Arsenal's attempt to get Theo Walcott to sign a new contract for less money than he wants has dragged on for months now with neither side relenting enough to make the other happy. So a day after resigning five of the club's young talents all at once, Arsene Wenger took a new approach by telling the press that Walcott owes him.
From the Independent:
"I believe what is important to keep the young players together is that at some stage I have stood up for them," Wenger said yesterday. "'I played you at 17, 18, 19 years of age and I know I took a gamble.' It is easier to take a player of 25 and put him in the team. You know what you are getting."
Wenger bought a 16-year-old Walcott from Southampton for a base transfer fee of £5 million in 2006 with add-ons for club and country appearances that could've brought it up to £9 million. And while he did stick with Walcott through numerous injuries and disappointing form over the years since, it's worth noting that even Wenger classifies all of this as "a gamble."
"If you put them in at 17 or 18, you have to stand up for them. You know you risk losing games while they are learning their job. Once you have produced them, you want to say, 'Okay, let's stay together and win together.'"
You want them to say that, sure, but banking on them doing exactly that has been a dangerous game for Wenger that has too often backfired in recent years. And if you risk losing games while they learn their job and risk losing them to another club with a bigger wage offer once they have, is it really best to be gambling on teenagers instead of those aforementioned more predictable (and expensive) players of 25?

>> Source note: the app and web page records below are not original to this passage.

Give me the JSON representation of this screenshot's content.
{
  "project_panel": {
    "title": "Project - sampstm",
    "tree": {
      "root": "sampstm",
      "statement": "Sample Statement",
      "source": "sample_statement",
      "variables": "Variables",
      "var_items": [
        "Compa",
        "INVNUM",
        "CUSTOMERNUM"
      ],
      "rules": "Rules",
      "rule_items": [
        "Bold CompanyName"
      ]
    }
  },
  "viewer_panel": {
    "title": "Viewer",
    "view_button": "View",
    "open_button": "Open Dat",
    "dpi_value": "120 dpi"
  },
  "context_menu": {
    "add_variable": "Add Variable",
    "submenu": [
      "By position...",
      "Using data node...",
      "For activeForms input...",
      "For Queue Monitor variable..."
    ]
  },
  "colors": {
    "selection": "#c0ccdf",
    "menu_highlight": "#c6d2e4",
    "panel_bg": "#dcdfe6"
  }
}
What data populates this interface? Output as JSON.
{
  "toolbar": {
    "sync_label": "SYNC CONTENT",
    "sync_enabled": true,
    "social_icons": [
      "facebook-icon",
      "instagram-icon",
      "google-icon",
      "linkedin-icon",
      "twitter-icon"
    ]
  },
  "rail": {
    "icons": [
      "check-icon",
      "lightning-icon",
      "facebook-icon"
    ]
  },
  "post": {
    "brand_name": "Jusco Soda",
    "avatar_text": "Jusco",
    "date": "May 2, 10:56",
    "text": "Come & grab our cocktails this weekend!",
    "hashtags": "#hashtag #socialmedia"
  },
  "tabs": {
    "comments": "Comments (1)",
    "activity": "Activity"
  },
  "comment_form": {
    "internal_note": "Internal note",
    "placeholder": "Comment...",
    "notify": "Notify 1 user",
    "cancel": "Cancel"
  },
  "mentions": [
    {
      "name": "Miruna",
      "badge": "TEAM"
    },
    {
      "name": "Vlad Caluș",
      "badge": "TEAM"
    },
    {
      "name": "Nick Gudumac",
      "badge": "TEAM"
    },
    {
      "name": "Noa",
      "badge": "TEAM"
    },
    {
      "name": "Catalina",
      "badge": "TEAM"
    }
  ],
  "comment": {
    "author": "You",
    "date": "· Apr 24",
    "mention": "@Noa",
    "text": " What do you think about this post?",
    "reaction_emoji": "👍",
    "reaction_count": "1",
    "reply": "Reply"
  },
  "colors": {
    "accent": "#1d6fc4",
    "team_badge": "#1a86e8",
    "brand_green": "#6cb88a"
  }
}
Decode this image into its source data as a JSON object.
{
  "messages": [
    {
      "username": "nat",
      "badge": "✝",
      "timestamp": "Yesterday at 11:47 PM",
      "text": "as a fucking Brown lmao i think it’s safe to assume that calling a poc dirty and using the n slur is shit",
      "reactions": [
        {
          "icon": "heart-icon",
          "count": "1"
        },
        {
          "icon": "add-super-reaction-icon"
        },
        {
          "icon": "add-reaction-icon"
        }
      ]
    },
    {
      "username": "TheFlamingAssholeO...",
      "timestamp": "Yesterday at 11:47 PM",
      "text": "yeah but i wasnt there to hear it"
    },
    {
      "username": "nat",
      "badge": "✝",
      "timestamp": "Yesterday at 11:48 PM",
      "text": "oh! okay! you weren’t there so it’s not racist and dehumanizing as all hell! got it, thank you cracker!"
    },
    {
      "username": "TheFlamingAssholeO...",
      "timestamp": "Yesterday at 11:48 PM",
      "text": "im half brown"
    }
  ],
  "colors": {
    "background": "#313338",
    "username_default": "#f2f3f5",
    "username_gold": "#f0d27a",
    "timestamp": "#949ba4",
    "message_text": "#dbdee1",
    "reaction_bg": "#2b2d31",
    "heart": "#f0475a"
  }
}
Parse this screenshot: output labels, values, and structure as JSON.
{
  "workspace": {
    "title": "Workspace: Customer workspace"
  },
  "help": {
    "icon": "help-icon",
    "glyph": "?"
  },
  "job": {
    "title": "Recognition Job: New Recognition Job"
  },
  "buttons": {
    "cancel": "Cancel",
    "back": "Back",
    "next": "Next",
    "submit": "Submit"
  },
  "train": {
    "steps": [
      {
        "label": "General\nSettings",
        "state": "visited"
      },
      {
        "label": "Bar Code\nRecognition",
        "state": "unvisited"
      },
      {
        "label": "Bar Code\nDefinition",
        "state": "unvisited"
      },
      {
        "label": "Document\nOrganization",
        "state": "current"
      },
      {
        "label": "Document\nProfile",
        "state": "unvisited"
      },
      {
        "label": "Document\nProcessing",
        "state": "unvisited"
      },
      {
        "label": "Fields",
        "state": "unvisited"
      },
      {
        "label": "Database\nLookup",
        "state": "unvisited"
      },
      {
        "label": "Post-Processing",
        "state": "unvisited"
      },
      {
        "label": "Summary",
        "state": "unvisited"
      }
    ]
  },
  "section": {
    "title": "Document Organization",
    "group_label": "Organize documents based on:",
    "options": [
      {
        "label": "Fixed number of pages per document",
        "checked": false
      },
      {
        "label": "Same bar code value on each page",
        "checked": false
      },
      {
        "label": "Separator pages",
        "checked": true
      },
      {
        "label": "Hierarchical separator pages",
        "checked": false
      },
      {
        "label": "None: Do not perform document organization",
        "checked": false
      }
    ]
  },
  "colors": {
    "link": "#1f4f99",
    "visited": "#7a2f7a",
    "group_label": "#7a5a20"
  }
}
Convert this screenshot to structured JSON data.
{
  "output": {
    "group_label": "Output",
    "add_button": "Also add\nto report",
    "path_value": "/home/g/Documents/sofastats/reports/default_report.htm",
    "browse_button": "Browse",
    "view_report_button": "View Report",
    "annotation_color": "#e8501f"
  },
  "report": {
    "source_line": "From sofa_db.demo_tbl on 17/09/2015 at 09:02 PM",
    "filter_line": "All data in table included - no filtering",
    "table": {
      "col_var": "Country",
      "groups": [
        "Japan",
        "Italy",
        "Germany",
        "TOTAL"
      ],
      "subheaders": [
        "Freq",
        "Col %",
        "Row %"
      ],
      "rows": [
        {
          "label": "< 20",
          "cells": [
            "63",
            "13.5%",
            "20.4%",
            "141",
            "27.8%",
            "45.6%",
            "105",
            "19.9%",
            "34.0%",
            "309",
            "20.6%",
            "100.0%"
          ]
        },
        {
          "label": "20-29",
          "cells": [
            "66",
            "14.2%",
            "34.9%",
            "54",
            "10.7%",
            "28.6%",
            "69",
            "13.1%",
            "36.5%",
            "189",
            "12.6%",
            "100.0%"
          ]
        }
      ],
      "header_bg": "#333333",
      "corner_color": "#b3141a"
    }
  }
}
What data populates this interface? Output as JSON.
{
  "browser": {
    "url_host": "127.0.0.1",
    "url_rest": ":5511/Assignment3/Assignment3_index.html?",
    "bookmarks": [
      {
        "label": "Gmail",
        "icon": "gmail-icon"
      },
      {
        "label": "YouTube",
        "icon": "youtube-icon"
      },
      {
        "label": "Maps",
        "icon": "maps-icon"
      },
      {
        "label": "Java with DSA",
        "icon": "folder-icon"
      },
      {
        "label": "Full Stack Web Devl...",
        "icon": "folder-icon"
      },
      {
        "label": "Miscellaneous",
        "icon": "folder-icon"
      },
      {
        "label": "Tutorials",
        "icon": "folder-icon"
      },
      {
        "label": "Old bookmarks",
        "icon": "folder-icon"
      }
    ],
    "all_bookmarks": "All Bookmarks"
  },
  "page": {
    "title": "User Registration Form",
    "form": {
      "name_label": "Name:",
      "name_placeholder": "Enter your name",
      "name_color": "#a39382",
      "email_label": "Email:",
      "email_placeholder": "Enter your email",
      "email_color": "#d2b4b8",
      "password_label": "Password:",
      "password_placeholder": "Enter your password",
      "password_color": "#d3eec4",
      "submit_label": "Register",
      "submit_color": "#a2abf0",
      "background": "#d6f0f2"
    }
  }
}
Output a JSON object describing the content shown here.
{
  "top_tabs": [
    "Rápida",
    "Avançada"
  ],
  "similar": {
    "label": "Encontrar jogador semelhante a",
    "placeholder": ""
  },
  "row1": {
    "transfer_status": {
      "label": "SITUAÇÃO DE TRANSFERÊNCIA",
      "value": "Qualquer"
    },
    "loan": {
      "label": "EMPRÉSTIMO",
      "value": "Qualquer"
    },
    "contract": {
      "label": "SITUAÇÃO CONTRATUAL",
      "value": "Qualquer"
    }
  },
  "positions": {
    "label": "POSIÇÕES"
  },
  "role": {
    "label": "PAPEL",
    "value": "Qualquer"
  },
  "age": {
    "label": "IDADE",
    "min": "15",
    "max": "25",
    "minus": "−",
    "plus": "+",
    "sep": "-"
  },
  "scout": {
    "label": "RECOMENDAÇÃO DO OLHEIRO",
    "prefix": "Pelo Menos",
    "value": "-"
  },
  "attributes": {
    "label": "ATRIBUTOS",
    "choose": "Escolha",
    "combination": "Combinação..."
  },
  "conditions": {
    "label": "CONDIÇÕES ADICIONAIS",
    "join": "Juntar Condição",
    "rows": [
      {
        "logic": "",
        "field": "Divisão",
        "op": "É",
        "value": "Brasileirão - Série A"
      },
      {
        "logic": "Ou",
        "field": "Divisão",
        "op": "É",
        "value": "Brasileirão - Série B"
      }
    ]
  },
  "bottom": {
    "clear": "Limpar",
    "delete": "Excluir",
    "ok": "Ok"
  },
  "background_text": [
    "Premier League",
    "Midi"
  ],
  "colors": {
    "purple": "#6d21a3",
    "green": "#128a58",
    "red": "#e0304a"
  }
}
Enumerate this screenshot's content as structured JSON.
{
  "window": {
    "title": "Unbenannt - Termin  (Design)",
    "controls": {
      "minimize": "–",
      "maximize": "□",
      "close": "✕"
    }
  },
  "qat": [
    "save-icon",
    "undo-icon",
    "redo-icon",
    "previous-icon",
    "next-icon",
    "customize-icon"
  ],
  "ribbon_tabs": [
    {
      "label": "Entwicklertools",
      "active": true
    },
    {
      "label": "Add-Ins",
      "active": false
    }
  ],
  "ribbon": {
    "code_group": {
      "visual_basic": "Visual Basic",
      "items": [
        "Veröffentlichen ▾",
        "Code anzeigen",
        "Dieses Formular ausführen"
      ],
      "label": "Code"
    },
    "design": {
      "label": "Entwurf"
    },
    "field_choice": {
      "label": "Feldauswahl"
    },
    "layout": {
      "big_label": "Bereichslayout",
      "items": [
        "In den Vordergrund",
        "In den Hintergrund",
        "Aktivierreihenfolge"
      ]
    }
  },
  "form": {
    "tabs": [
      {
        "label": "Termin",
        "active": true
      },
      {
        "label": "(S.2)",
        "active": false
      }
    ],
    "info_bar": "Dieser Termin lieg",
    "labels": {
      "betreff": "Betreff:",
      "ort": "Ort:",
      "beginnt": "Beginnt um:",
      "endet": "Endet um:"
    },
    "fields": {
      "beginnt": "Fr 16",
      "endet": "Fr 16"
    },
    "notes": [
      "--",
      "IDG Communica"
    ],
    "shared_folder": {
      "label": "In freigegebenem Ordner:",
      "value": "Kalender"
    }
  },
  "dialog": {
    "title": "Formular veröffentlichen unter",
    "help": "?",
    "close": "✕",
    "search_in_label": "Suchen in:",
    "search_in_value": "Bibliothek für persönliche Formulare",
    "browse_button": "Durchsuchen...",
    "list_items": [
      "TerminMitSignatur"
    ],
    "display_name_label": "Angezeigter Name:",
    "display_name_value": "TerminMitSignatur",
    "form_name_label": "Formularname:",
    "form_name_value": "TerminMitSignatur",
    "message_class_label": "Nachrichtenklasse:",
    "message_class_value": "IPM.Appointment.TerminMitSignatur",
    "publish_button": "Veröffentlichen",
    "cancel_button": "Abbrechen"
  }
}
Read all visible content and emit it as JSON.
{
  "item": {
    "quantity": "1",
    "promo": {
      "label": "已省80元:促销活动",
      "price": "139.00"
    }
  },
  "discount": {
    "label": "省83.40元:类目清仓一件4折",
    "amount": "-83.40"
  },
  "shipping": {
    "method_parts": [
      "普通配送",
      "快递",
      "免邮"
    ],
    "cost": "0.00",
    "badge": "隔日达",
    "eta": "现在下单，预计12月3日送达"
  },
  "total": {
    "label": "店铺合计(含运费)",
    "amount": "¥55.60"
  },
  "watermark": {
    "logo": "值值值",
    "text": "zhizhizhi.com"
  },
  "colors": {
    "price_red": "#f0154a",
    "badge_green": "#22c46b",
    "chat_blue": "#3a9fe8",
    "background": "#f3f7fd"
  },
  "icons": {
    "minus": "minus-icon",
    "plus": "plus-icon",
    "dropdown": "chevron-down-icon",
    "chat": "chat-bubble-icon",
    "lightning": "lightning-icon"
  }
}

Having invested in the future by picking Walcott for years, Wenger believes Arsenal are entitled to a return on that in the form of loyalty. "I am happy to pay Theo the money he deserves," Wenger said. "But I feel as well that I bought him at 17 years of age and spent a lot of money on him. I am a big supporter and I believe he is happy here. He has always looked to me like he is an Arsenal man."
Well, one would hope that the man signing players for Arsenal would think all the players he signs look like Arsenal men. This includes Andre Santos.
"Somewhere along the line they need to give back to the club what the club has given to them. After when a guy gets to 30, you can understand it is his last contract and if he feels he wants a change, I can understand that. This is a more sensitive age, but basically, it is a reward for our policy."
But does Walcott truly need to give back to the club what the club as been given to him? A gamble doesn't need to return the gambler's investment. That's what makes it a gamble. And what about the players who feel that their club doesn't give them what they have given the club? It would be lovely if everyone was loyal to everyone, but that isn't (and can't) be how football or any other competitive endeavor works.
The belief that players should feel the desire to reward a club's policy beyond their contractual obligation is a romantic one, especially coming from a club that takes pride in operating like a real business with profits and a sensible budget while condemning other clubs that let human wants and whims take precedent over the bottom line. That's not to say that Wenger's feelings aren't understandable, but they shouldn't be a negotiating tactic either.
- Sports & Recreation
- Arsene Wenger
- Theo Walcott